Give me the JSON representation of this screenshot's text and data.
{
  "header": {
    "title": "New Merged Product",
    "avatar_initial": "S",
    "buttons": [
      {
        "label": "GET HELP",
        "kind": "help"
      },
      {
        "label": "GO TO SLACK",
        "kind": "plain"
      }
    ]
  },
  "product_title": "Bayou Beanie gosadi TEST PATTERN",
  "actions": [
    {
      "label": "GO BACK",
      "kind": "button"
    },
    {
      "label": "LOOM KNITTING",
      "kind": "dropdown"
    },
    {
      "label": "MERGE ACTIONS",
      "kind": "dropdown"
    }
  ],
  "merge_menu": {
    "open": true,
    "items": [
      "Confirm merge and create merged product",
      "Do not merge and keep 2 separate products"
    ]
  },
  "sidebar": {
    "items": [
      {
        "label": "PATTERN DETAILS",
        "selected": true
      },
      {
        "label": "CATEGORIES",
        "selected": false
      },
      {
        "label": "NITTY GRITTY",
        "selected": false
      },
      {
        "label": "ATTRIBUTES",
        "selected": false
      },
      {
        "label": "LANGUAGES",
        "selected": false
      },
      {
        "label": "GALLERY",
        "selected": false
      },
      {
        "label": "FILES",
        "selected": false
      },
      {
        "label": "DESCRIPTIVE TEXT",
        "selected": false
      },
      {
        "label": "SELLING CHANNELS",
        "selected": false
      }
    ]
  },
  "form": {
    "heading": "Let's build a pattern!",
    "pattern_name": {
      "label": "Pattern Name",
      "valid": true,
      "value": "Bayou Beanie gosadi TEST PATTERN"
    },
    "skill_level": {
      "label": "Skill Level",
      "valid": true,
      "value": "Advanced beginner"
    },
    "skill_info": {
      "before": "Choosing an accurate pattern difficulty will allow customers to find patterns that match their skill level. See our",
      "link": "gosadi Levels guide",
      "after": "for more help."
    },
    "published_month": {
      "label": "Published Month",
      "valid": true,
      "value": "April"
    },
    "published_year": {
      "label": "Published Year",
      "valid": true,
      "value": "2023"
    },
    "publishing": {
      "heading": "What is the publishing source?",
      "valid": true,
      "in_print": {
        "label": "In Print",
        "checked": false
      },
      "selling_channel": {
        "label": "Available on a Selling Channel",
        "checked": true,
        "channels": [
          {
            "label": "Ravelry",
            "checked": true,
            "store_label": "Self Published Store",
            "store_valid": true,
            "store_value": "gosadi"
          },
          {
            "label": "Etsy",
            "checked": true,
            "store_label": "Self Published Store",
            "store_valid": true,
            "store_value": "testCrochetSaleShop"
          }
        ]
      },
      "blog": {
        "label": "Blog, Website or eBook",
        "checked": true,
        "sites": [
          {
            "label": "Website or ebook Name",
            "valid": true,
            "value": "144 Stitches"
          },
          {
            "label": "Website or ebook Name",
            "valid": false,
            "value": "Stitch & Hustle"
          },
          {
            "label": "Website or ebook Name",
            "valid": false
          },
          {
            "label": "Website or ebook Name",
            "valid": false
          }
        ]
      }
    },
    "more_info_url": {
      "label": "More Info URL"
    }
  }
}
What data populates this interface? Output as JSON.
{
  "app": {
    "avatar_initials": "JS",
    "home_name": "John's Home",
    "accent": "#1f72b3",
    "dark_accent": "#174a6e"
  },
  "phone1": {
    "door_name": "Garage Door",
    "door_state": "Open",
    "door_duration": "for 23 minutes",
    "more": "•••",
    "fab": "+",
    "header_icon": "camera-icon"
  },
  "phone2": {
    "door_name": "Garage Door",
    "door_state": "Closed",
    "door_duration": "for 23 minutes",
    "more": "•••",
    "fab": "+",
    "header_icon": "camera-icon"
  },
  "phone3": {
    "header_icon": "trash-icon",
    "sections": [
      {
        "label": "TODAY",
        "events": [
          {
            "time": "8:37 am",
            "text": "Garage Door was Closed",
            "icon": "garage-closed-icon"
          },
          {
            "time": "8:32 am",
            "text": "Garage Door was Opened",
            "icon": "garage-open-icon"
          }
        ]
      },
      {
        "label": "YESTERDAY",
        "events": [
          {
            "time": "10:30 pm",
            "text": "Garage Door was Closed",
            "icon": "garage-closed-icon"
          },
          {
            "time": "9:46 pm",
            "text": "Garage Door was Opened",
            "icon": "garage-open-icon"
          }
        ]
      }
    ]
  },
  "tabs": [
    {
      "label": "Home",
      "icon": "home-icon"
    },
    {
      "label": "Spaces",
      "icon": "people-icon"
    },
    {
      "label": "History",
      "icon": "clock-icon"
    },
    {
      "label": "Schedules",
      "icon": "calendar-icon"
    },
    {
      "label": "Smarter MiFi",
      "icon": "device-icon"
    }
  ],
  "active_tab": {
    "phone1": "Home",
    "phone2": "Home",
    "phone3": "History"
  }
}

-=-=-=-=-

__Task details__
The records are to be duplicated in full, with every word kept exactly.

__Exercise output__
Give me the JSON representation of this screenshot's text and data.
{
  "header": {
    "title": "New Merged Product",
    "avatar_initial": "S",
    "buttons": [
      {
        "label": "GET HELP",
        "kind": "help"
      },
      {
        "label": "GO TO SLACK",
        "kind": "plain"
      }
    ]
  },
  "product_title": "Bayou Beanie gosadi TEST PATTERN",
  "actions": [
    {
      "label": "GO BACK",
      "kind": "button"
    },
    {
      "label": "LOOM KNITTING",
      "kind": "dropdown"
    },
    {
      "label": "MERGE ACTIONS",
      "kind": "dropdown"
    }
  ],
  "merge_menu": {
    "open": true,
    "items": [
      "Confirm merge and create merged product",
      "Do not merge and keep 2 separate products"
    ]
  },
  "sidebar": {
    "items": [
      {
        "label": "PATTERN DETAILS",
        "selected": true
      },
      {
        "label": "CATEGORIES",
        "selected": false
      },
      {
        "label": "NITTY GRITTY",
        "selected": false
      },
      {
        "label": "ATTRIBUTES",
        "selected": false
      },
      {
        "label": "LANGUAGES",
        "selected": false
      },
      {
        "label": "GALLERY",
        "selected": false
      },
      {
        "label": "FILES",
        "selected": false
      },
      {
        "label": "DESCRIPTIVE TEXT",
        "selected": false
      },
      {
        "label": "SELLING CHANNELS",
        "selected": false
      }
    ]
  },
  "form": {
    "heading": "Let's build a pattern!",
    "pattern_name": {
      "label": "Pattern Name",
      "valid": true,
      "value": "Bayou Beanie gosadi TEST PATTERN"
    },
    "skill_level": {
      "label": "Skill Level",
      "valid": true,
      "value": "Advanced beginner"
    },
    "skill_info": {
      "before": "Choosing an accurate pattern difficulty will allow customers to find patterns that match their skill level. See our",
      "link": "gosadi Levels guide",
      "after": "for more help."
    },
    "published_month": {
      "label": "Published Month",
      "valid": true,
      "value": "April"
    },
    "published_year": {
      "label": "Published Year",
      "valid": true,
      "value": "2023"
    },
    "publishing": {
      "heading": "What is the publishing source?",
      "valid": true,
      "in_print": {
        "label": "In Print",
        "checked": false
      },
      "selling_channel": {
        "label": "Available on a Selling Channel",
        "checked": true,
        "channels": [
          {
            "label": "Ravelry",
            "checked": true,
            "store_label": "Self Published Store",
            "store_valid": true,
            "store_value": "gosadi"
          },
          {
            "label": "Etsy",
            "checked": true,
            "store_label": "Self Published Store",
            "store_valid": true,
            "store_value": "testCrochetSaleShop"
          }
        ]
      },
      "blog": {
        "label": "Blog, Website or eBook",
        "checked": true,
        "sites": [
          {
            "label": "Website or ebook Name",
            "valid": true,
            "value": "144 Stitches"
          },
          {
            "label": "Website or ebook Name",
            "valid": false,
            "value": "Stitch & Hustle"
          },
          {
            "label": "Website or ebook Name",
            "valid": false
          },
          {
            "label": "Website or ebook Name",
            "valid": false
          }
        ]
      }
    },
    "more_info_url": {
      "label": "More Info URL"
    }
  }
}
What data populates this interface? Output as JSON.
{
  "app": {
    "avatar_initials": "JS",
    "home_name": "John's Home",
    "accent": "#1f72b3",
    "dark_accent": "#174a6e"
  },
  "phone1": {
    "door_name": "Garage Door",
    "door_state": "Open",
    "door_duration": "for 23 minutes",
    "more": "•••",
    "fab": "+",
    "header_icon": "camera-icon"
  },
  "phone2": {
    "door_name": "Garage Door",
    "door_state": "Closed",
    "door_duration": "for 23 minutes",
    "more": "•••",
    "fab": "+",
    "header_icon": "camera-icon"
  },
  "phone3": {
    "header_icon": "trash-icon",
    "sections": [
      {
        "label": "TODAY",
        "events": [
          {
            "time": "8:37 am",
            "text": "Garage Door was Closed",
            "icon": "garage-closed-icon"
          },
          {
            "time": "8:32 am",
            "text": "Garage Door was Opened",
            "icon": "garage-open-icon"
          }
        ]
      },
      {
        "label": "YESTERDAY",
        "events": [
          {
            "time": "10:30 pm",
            "text": "Garage Door was Closed",
            "icon": "garage-closed-icon"
          },
          {
            "time": "9:46 pm",
            "text": "Garage Door was Opened",
            "icon": "garage-open-icon"
          }
        ]
      }
    ]
  },
  "tabs": [
    {
      "label": "Home",
      "icon": "home-icon"
    },
    {
      "label": "Spaces",
      "icon": "people-icon"
    },
    {
      "label": "History",
      "icon": "clock-icon"
    },
    {
      "label": "Schedules",
      "icon": "calendar-icon"
    },
    {
      "label": "Smarter MiFi",
      "icon": "device-icon"
    }
  ],
  "active_tab": {
    "phone1": "Home",
    "phone2": "Home",
    "phone3": "History"
  }
}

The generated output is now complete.